Confederate statues and memorabilia belong in museums and designated parks to remind all Americans of a period in this nation’s history that was detrimental, inhumane, ugly, and which should never be repeated. It is enough to have lingering vestiges of racial conflict, inequality and oppression prevalent today and still holding us back. There is no need to have statues to be in public places as stark reminders.
However, toppling, tearing down, and destroying statues and monuments, of those who were so pro slavery and led the charge to secede from the Union, will not undo history. The resulting Civil War threatened the very existence of this country. What is the purpose of waving the confederate flag instead of or alongside the American flag? That flag along with confederate statues and memorabilia belong in museums and designated parks.
Removing those statues and monuments will not undo history. Such actions will not undo the horrible deeds of those men, nor the lasting destructive attitudes, laws, and practices that resulted from them.
But neither is displaying them, honoring them in public squares and other public spaces of southern cities, towns and state capitals. They only serve to make a statement that this part of American history is laudable and something to be proud of. Sadly, many American who regale in those times and symbol will likely continue to do so in their hearts and minds. Confederate statues and memorabilia belong in museums and designated parks.
Much of American history is preserved in national and local museums where it is accessible to anyone who would like to revisit our past, visit it for the first time, or learn anew the real facts. It is long past time that America’s confederate history takes it rightful place within the walls of a national museum or several museums. Those reminders need not be destroyed. Future generations need to know the complete story of America’s history—the good, the bad, along with a promising future.
It is healthy to acknowledge that any period of human enslavement, oppression, servitude, and persecution in a country’s history is, indeed, a shameful and inglorious one. It begs the question why would any decent, compassionate, ethical, if not God-fearing, person want to honor and revel in such a time with visible reminders. Confederate statues and memorabilia belong in museums and designated parks along with other relics of America’s past.
The goal should not be to destroy history, but to learn from it. The outrage that we are witnessing in city streets and historical sites across America is a cry for us to learn from out past, and to begin to take meaningful and lasting actions to change it.

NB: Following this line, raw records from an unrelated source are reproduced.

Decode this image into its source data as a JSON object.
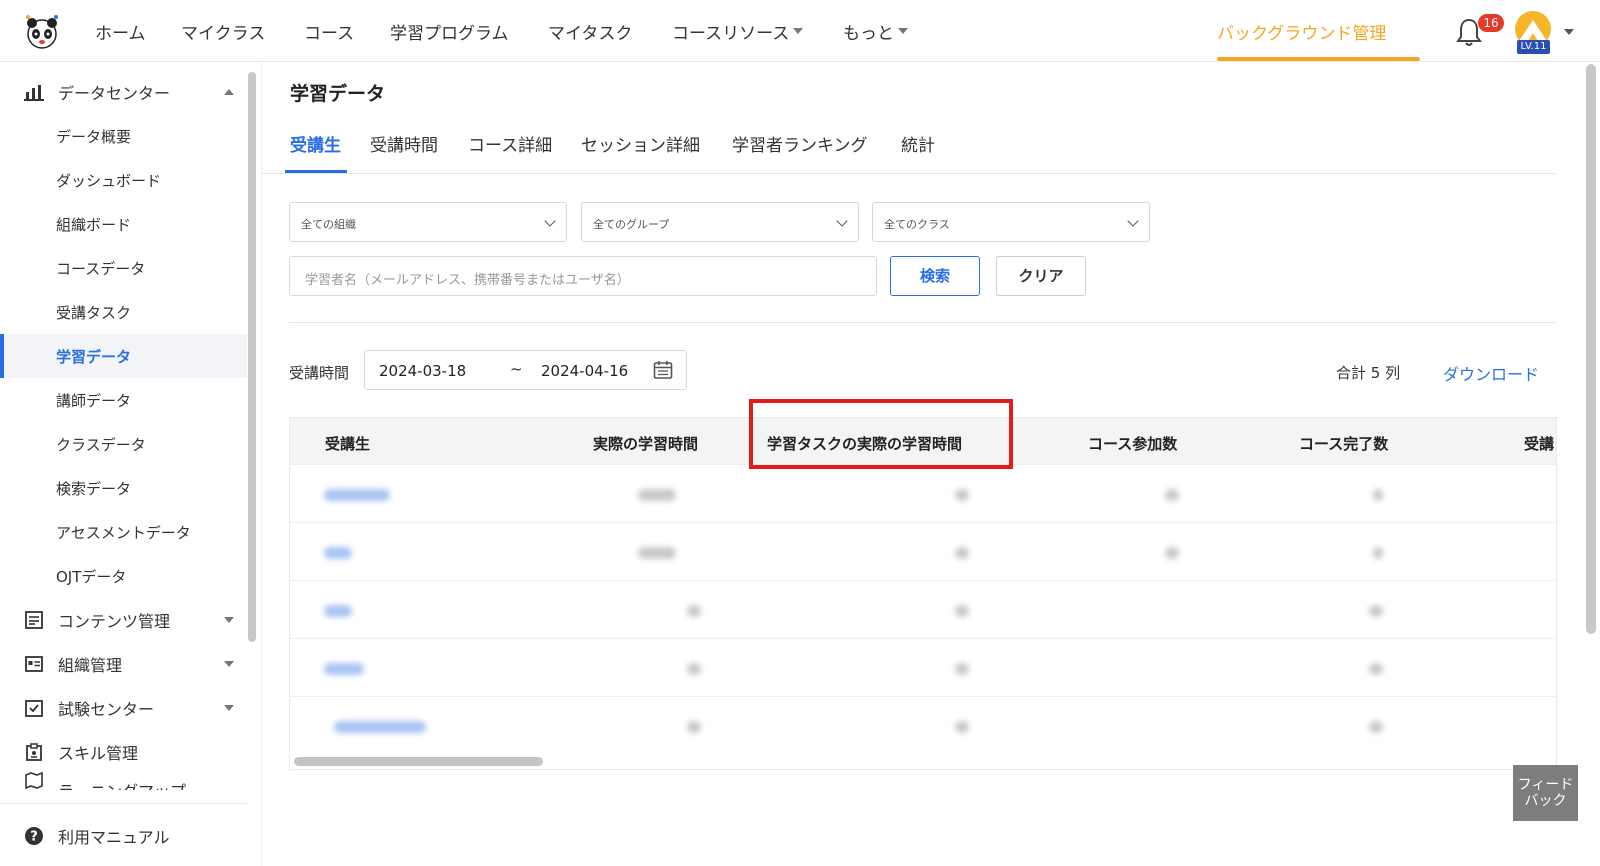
{
  "nav": {
    "items": [
      "ホーム",
      "マイクラス",
      "コース",
      "学習プログラム",
      "マイタスク",
      "コースリソース",
      "もっと"
    ],
    "admin": "バックグラウンド管理",
    "notification_count": "16",
    "level": "LV.11"
  },
  "sidebar": {
    "data_center": "データセンター",
    "sub_items": [
      "データ概要",
      "ダッシュボード",
      "組織ボード",
      "コースデータ",
      "受講タスク",
      "学習データ",
      "講師データ",
      "クラスデータ",
      "検索データ",
      "アセスメントデータ",
      "OJTデータ"
    ],
    "active_item": "学習データ",
    "groups": [
      "コンテンツ管理",
      "組織管理",
      "試験センター",
      "スキル管理",
      "ラーニングマップ"
    ],
    "manual": "利用マニュアル"
  },
  "page": {
    "title": "学習データ",
    "tabs": [
      "受講生",
      "受講時間",
      "コース詳細",
      "セッション詳細",
      "学習者ランキング",
      "統計"
    ],
    "active_tab": "受講生"
  },
  "filters": {
    "org": "全ての組織",
    "group": "全てのグループ",
    "class": "全てのクラス",
    "search_placeholder": "学習者名（メールアドレス、携帯番号またはユーザ名）",
    "search_button": "検索",
    "clear_button": "クリア"
  },
  "range": {
    "label": "受講時間",
    "start": "2024-03-18",
    "separator": "~",
    "end": "2024-04-16",
    "total": "合計 5 列",
    "download": "ダウンロード"
  },
  "table": {
    "headers": [
      "受講生",
      "実際の学習時間",
      "学習タスクの実際の学習時間",
      "コース参加数",
      "コース完了数",
      "受講"
    ],
    "row_count": 5
  },
  "feedback": "フィード\nバック",
  "colors": {
    "accent": "#2a6de8",
    "admin": "#f5a623",
    "highlight": "#e21b1b",
    "badge": "#e4392b"
  }
}
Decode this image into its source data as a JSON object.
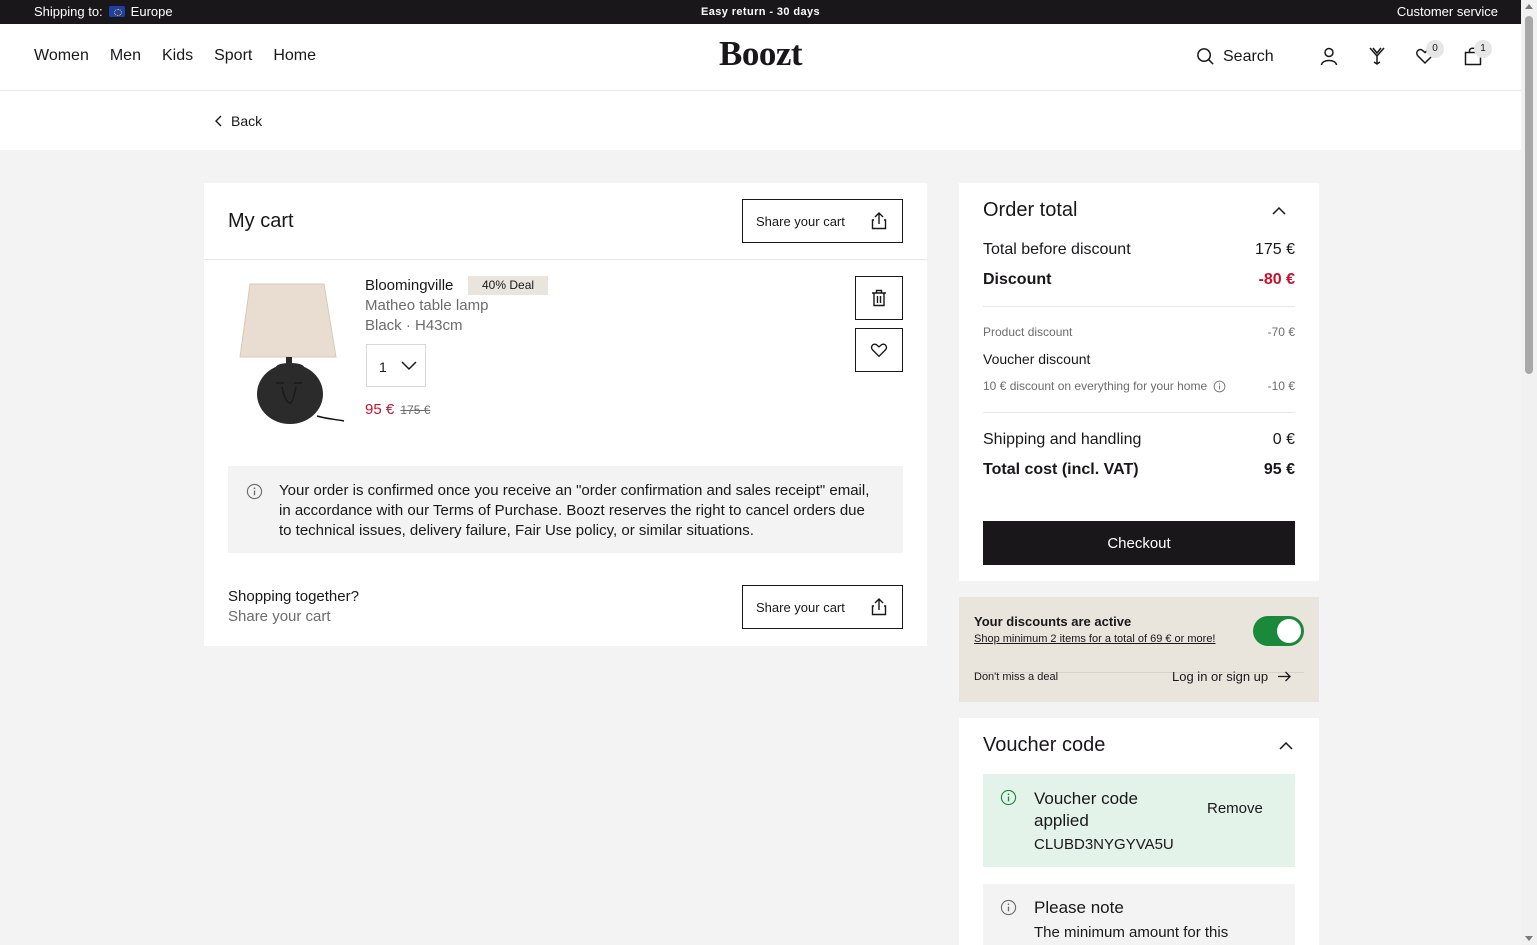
{
  "topbar": {
    "shipping_label": "Shipping to:",
    "shipping_region": "Europe",
    "promo": "Easy return - 30 days",
    "customer_service": "Customer service"
  },
  "header": {
    "nav": [
      "Women",
      "Men",
      "Kids",
      "Sport",
      "Home"
    ],
    "logo": "Boozt",
    "search_label": "Search",
    "wishlist_count": "0",
    "cart_count": "1"
  },
  "back_label": "Back",
  "cart": {
    "title": "My cart",
    "share_label": "Share your cart",
    "item": {
      "brand": "Bloomingville",
      "deal_badge": "40% Deal",
      "name": "Matheo table lamp",
      "variant": "Black · H43cm",
      "quantity": "1",
      "price": "95 €",
      "old_price": "175 €"
    },
    "notice": "Your order is confirmed once you receive an \"order confirmation and sales receipt\" email, in accordance with our Terms of Purchase. Boozt reserves the right to cancel orders due to technical issues, delivery failure, Fair Use policy, or similar situations.",
    "together_title": "Shopping together?",
    "together_sub": "Share your cart",
    "together_share_label": "Share your cart"
  },
  "order_total": {
    "title": "Order total",
    "before_discount_label": "Total before discount",
    "before_discount_value": "175 €",
    "discount_label": "Discount",
    "discount_value": "-80 €",
    "product_discount_label": "Product discount",
    "product_discount_value": "-70 €",
    "voucher_discount_label": "Voucher discount",
    "voucher_line_label": "10 € discount on everything for your home",
    "voucher_line_value": "-10 €",
    "shipping_label": "Shipping and handling",
    "shipping_value": "0 €",
    "total_label": "Total cost (incl. VAT)",
    "total_value": "95 €",
    "checkout_label": "Checkout"
  },
  "discounts": {
    "title": "Your discounts are active",
    "link": "Shop minimum 2 items for a total of 69 € or more!",
    "toggle_on": true,
    "dont_miss": "Don't miss a deal",
    "login_link": "Log in or sign up"
  },
  "voucher": {
    "title": "Voucher code",
    "applied_title": "Voucher code applied",
    "code": "CLUBD3NYGYVA5U",
    "remove_label": "Remove",
    "note_title": "Please note",
    "note_text": "The minimum amount for this"
  },
  "colors": {
    "dark": "#1a171b",
    "sale_red": "#c8102e",
    "toggle_green": "#1a8a3a",
    "deal_beige": "#e9e4dc",
    "applied_green": "#e3f3ea"
  }
}
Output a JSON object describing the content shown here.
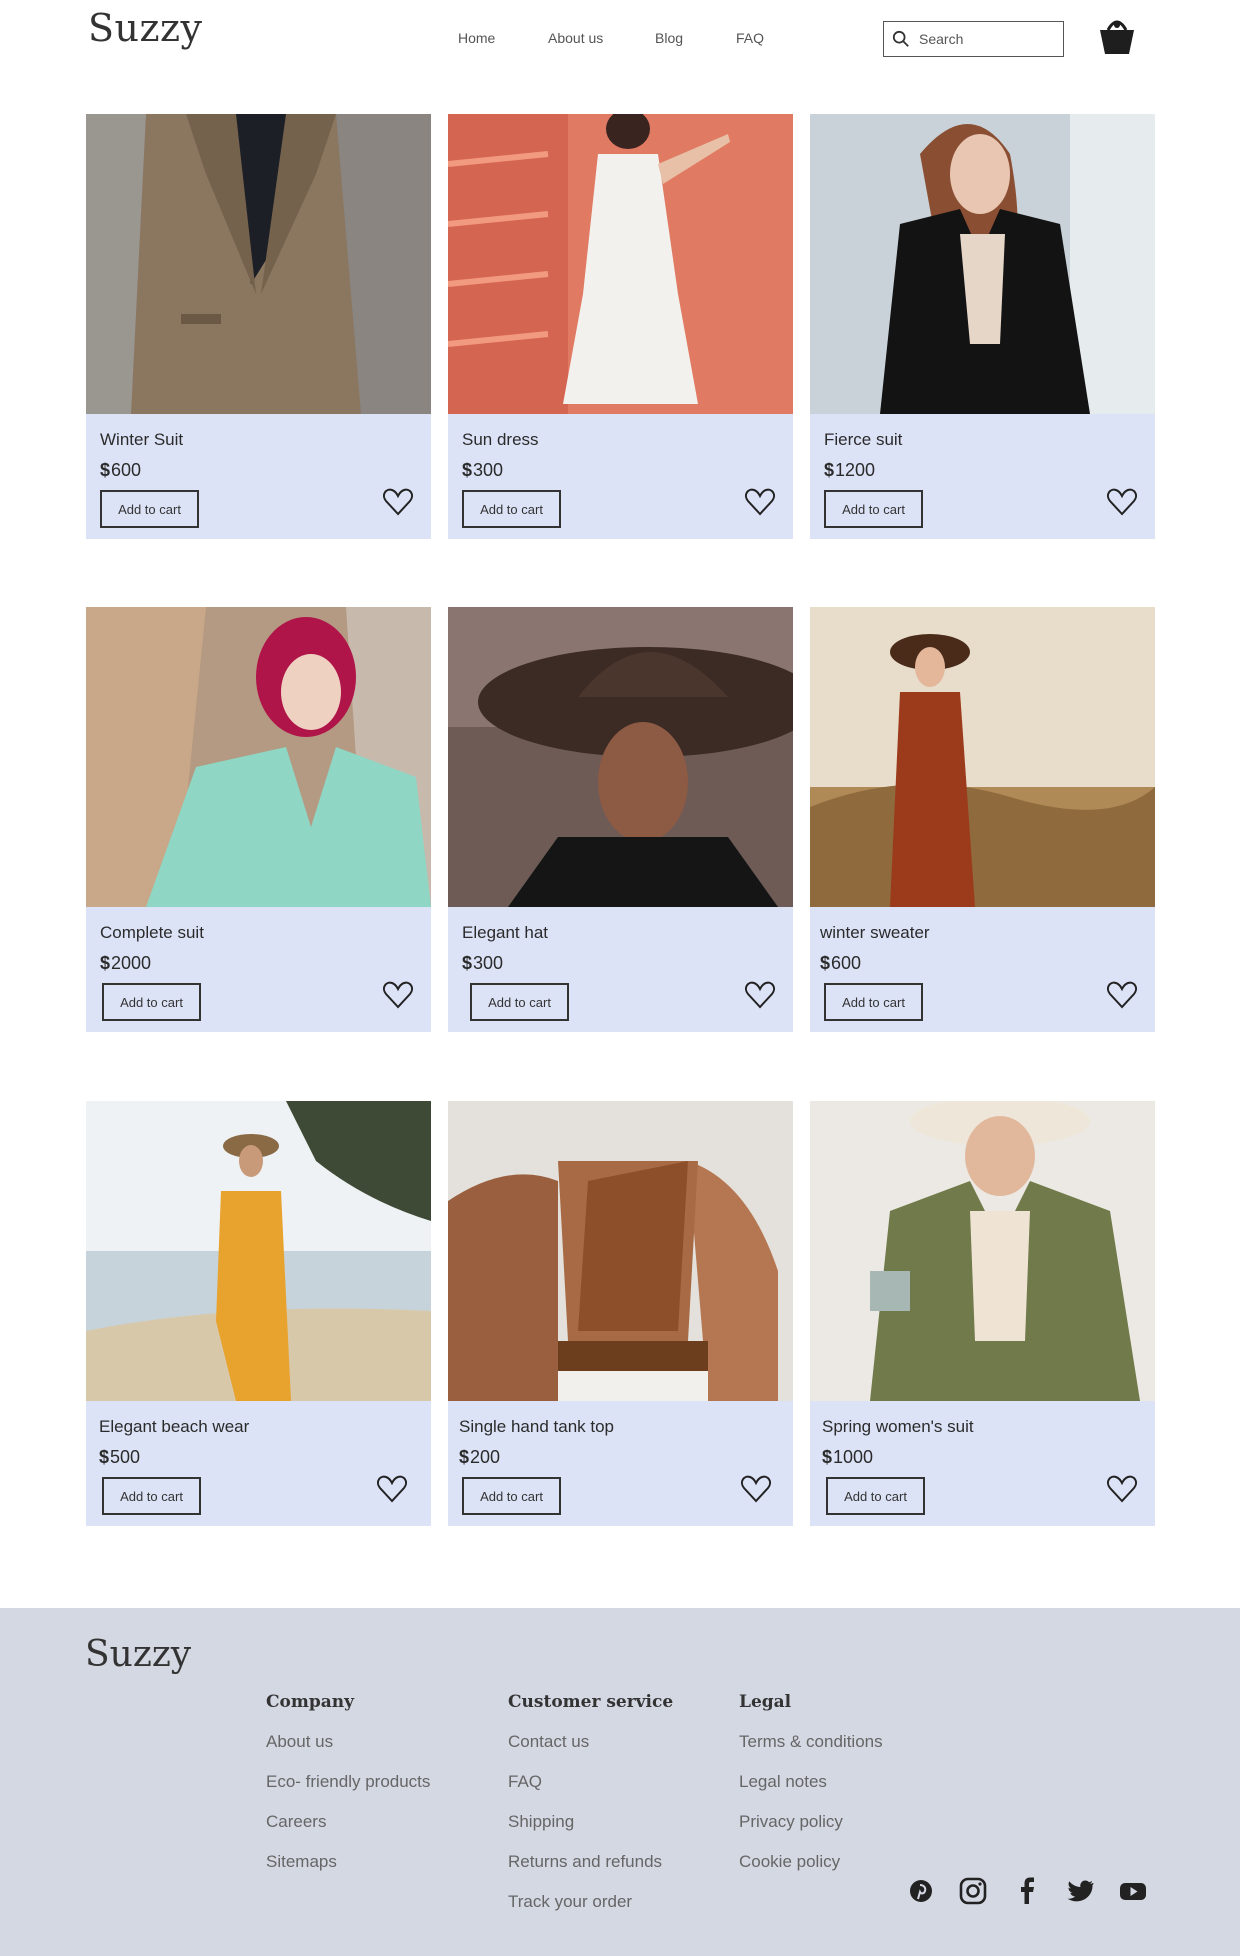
{
  "brand": "Suzzy",
  "nav": [
    "Home",
    "About us",
    "Blog",
    "FAQ"
  ],
  "search": {
    "placeholder": "Search"
  },
  "currency": "$",
  "add_label": "Add to cart",
  "products": [
    {
      "name": "Winter Suit",
      "price": "600"
    },
    {
      "name": "Sun dress",
      "price": "300"
    },
    {
      "name": "Fierce suit",
      "price": "1200"
    },
    {
      "name": "Complete suit",
      "price": "2000"
    },
    {
      "name": "Elegant hat",
      "price": "300"
    },
    {
      "name": "winter sweater",
      "price": "600"
    },
    {
      "name": "Elegant beach wear",
      "price": "500"
    },
    {
      "name": "Single hand tank top",
      "price": "200"
    },
    {
      "name": "Spring women's suit",
      "price": "1000"
    }
  ],
  "footer": {
    "brand": "Suzzy",
    "columns": [
      {
        "title": "Company",
        "links": [
          "About us",
          "Eco- friendly products",
          "Careers",
          "Sitemaps"
        ]
      },
      {
        "title": "Customer service",
        "links": [
          "Contact us",
          "FAQ",
          "Shipping",
          "Returns and refunds",
          "Track your order"
        ]
      },
      {
        "title": "Legal",
        "links": [
          "Terms & conditions",
          "Legal notes",
          "Privacy policy",
          "Cookie policy"
        ]
      }
    ],
    "social": [
      "pinterest-icon",
      "instagram-icon",
      "facebook-icon",
      "twitter-icon",
      "youtube-icon"
    ]
  },
  "colors": {
    "card_bg": "#dde3f7",
    "footer_bg": "#d4d8e3",
    "text": "#2b2b2b"
  }
}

One united America—make the future America a special and better place for everyone.
Feature Photo Credit: Ideitman